Alex Novarese: I'm assuming that Brexit naturally pushes the UK economy and London a little bit closer to America, if you weaken the trade links to Europe.
Edward Braham: That is right. We correlate better to the US than we do to Europe, already.
Alex Novarese: How much of a challenge is there for London-bred firms in terms of the weight of the US legal market?
David Bickerton: The key is to pick your battles. It is incredibly difficult from a non-US centre to set up a full-service US law firm, and it is not necessary. You pick your specialities, make sure that you excel at those, and then as and when you grow from there, what you do is to draw the dots between them, rather than trying to take it all in one step.
Edward Braham: One of the reasons we grew the US was that we are acting for major US companies around the world, and very often the work they are doing in the US might be domestic when you first look at it, but the difficult issues are around the world. The logic of having the US and international work together in the same firm is very strong.
Alex Novarese: A final point: for high-end global firms, what is the biggest opportunity out there over the next three to five years?
Charlie Geffen: The weight of US regulation now is so important, and it is scary. Whether you like it or not, it is the most egregious extra-jurisdictional country in the world. Wherever you are, if you are anywhere near the dollar, you cannot but take into account the best advice you can.
Edward Braham: The opportunity comes from clients looking for yield and growth in a market that is well short of both, and that is driving people to do things they are not so familiar with. They are very often having to do things that are just plain hard, and that plays to our strengths.
Charlie Jacobs: There is a challenge around law firms having a partnership structure. You pay the money out each year. You need to choose the markets you want to play and where you can get the returns you want while not ignoring developing markets that may not be as profitable but you need to invest in them for the future. The days of being all things to all people have probably gone.
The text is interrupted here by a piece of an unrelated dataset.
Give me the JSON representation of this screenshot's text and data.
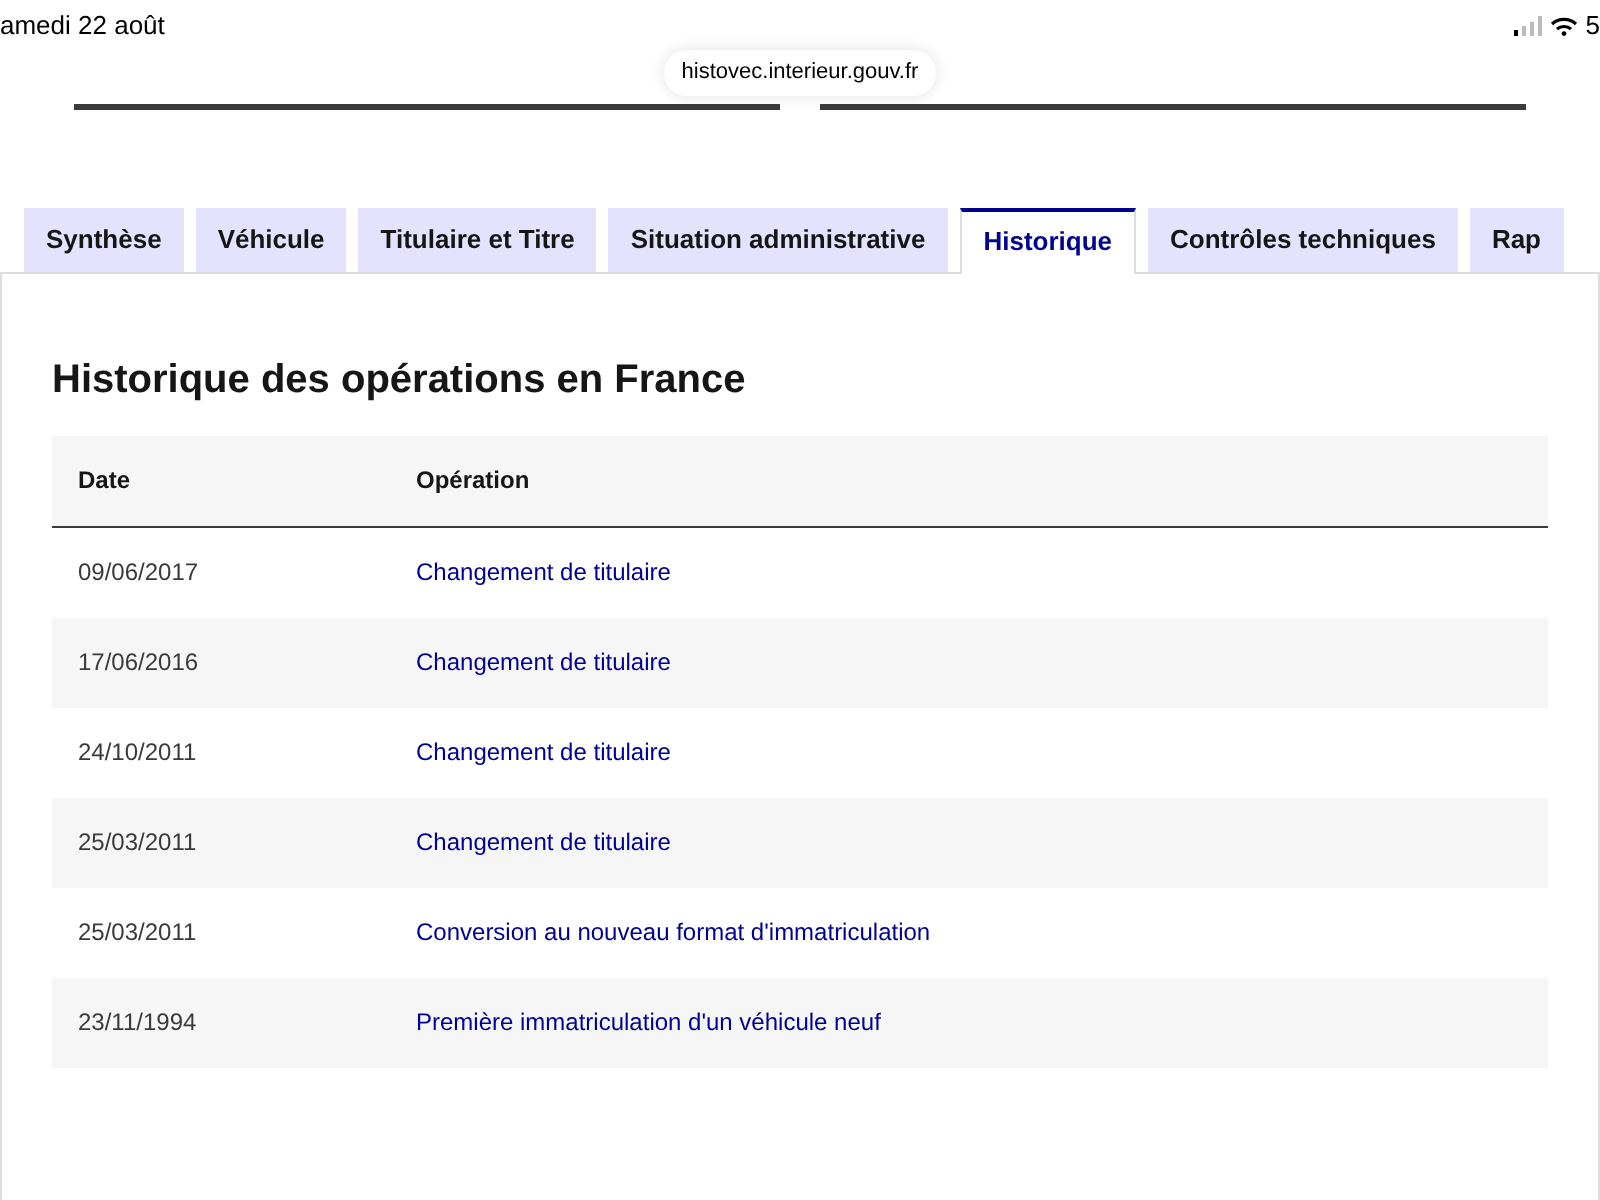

Barney Reynolds: The main question is: where does law matter the most and which law matters? High-stakes litigation, particularly in the US and UK; regulatory enforcement; M&A; capital markets and other transactions, especially in London and NY and under English and NY law. I am intrigued by the Asia story. Law does not matter to the same degree in many places and then not all laws matter to the same degree either, so you cannot make the same income out of all forms of it everywhere. You are seeing some big shifts going on under the surface. Some of the bets as to where and which law matters have turned out to be at least partially but significantly incorrect.
Alex Novarese: That seems a reasonable point to conclude. Thank you for your time.
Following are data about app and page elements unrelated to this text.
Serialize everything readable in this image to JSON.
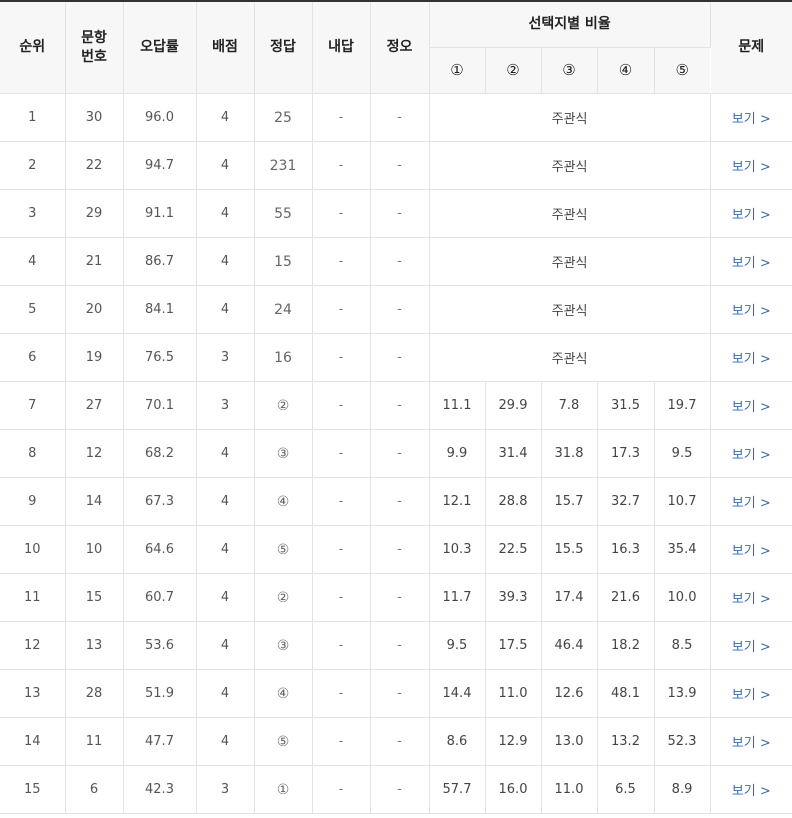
{
  "table": {
    "headers": {
      "rank": "순위",
      "question_no_line1": "문항",
      "question_no_line2": "번호",
      "error_rate": "오답률",
      "points": "배점",
      "answer": "정답",
      "my_answer": "내답",
      "correct_wrong": "정오",
      "choice_ratio": "선택지별 비율",
      "problem": "문제",
      "choices": [
        "①",
        "②",
        "③",
        "④",
        "⑤"
      ]
    },
    "subjective_label": "주관식",
    "view_label": "보기 >",
    "rows": [
      {
        "rank": "1",
        "q": "30",
        "err": "96.0",
        "pts": "4",
        "ans": "25",
        "mine": "-",
        "ox": "-",
        "type": "subjective",
        "ratios": []
      },
      {
        "rank": "2",
        "q": "22",
        "err": "94.7",
        "pts": "4",
        "ans": "231",
        "mine": "-",
        "ox": "-",
        "type": "subjective",
        "ratios": []
      },
      {
        "rank": "3",
        "q": "29",
        "err": "91.1",
        "pts": "4",
        "ans": "55",
        "mine": "-",
        "ox": "-",
        "type": "subjective",
        "ratios": []
      },
      {
        "rank": "4",
        "q": "21",
        "err": "86.7",
        "pts": "4",
        "ans": "15",
        "mine": "-",
        "ox": "-",
        "type": "subjective",
        "ratios": []
      },
      {
        "rank": "5",
        "q": "20",
        "err": "84.1",
        "pts": "4",
        "ans": "24",
        "mine": "-",
        "ox": "-",
        "type": "subjective",
        "ratios": []
      },
      {
        "rank": "6",
        "q": "19",
        "err": "76.5",
        "pts": "3",
        "ans": "16",
        "mine": "-",
        "ox": "-",
        "type": "subjective",
        "ratios": []
      },
      {
        "rank": "7",
        "q": "27",
        "err": "70.1",
        "pts": "3",
        "ans": "②",
        "mine": "-",
        "ox": "-",
        "type": "mcq",
        "ratios": [
          "11.1",
          "29.9",
          "7.8",
          "31.5",
          "19.7"
        ]
      },
      {
        "rank": "8",
        "q": "12",
        "err": "68.2",
        "pts": "4",
        "ans": "③",
        "mine": "-",
        "ox": "-",
        "type": "mcq",
        "ratios": [
          "9.9",
          "31.4",
          "31.8",
          "17.3",
          "9.5"
        ]
      },
      {
        "rank": "9",
        "q": "14",
        "err": "67.3",
        "pts": "4",
        "ans": "④",
        "mine": "-",
        "ox": "-",
        "type": "mcq",
        "ratios": [
          "12.1",
          "28.8",
          "15.7",
          "32.7",
          "10.7"
        ]
      },
      {
        "rank": "10",
        "q": "10",
        "err": "64.6",
        "pts": "4",
        "ans": "⑤",
        "mine": "-",
        "ox": "-",
        "type": "mcq",
        "ratios": [
          "10.3",
          "22.5",
          "15.5",
          "16.3",
          "35.4"
        ]
      },
      {
        "rank": "11",
        "q": "15",
        "err": "60.7",
        "pts": "4",
        "ans": "②",
        "mine": "-",
        "ox": "-",
        "type": "mcq",
        "ratios": [
          "11.7",
          "39.3",
          "17.4",
          "21.6",
          "10.0"
        ]
      },
      {
        "rank": "12",
        "q": "13",
        "err": "53.6",
        "pts": "4",
        "ans": "③",
        "mine": "-",
        "ox": "-",
        "type": "mcq",
        "ratios": [
          "9.5",
          "17.5",
          "46.4",
          "18.2",
          "8.5"
        ]
      },
      {
        "rank": "13",
        "q": "28",
        "err": "51.9",
        "pts": "4",
        "ans": "④",
        "mine": "-",
        "ox": "-",
        "type": "mcq",
        "ratios": [
          "14.4",
          "11.0",
          "12.6",
          "48.1",
          "13.9"
        ]
      },
      {
        "rank": "14",
        "q": "11",
        "err": "47.7",
        "pts": "4",
        "ans": "⑤",
        "mine": "-",
        "ox": "-",
        "type": "mcq",
        "ratios": [
          "8.6",
          "12.9",
          "13.0",
          "13.2",
          "52.3"
        ]
      },
      {
        "rank": "15",
        "q": "6",
        "err": "42.3",
        "pts": "3",
        "ans": "①",
        "mine": "-",
        "ox": "-",
        "type": "mcq",
        "ratios": [
          "57.7",
          "16.0",
          "11.0",
          "6.5",
          "8.9"
        ]
      }
    ]
  },
  "colors": {
    "link": "#3a6ab3",
    "header_bg": "#f7f7f7",
    "border": "#e3e3e3",
    "top_border": "#333333"
  }
}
- Alex Novarese Editor-in-Chief, Legal Business (chair)
- David Bickerton London managing partner, Clifford Chance
- Edward Braham Senior partner, Freshfields Bruckhaus Deringer
- Stuart Fuller Managing partner, King & Wood Mallesons
- Charlie Geffen Chair of London corporate, Gibson, Dunn & Crutcher
- Natasha Harrison London managing partner, Boies, Schiller & Flexner
- Steve Immelt Chief executive, Hogan Lovells
- Charlie Jacobs Senior partner, Linklaters
- Kim Koopersmith Chair, Akin Gump Strauss Hauer & Feld
- Juan Picón Co-chair, DLA Piper
- Elliott Portnoy Chief executive, Dentons
- Barney Reynolds Financial institutions co-head, Shearman & Sterling
- Nick Shilton Chief executive, Shilton Sharpe Quarry
- Mark Wagner Director, Shilton Sharpe Quarry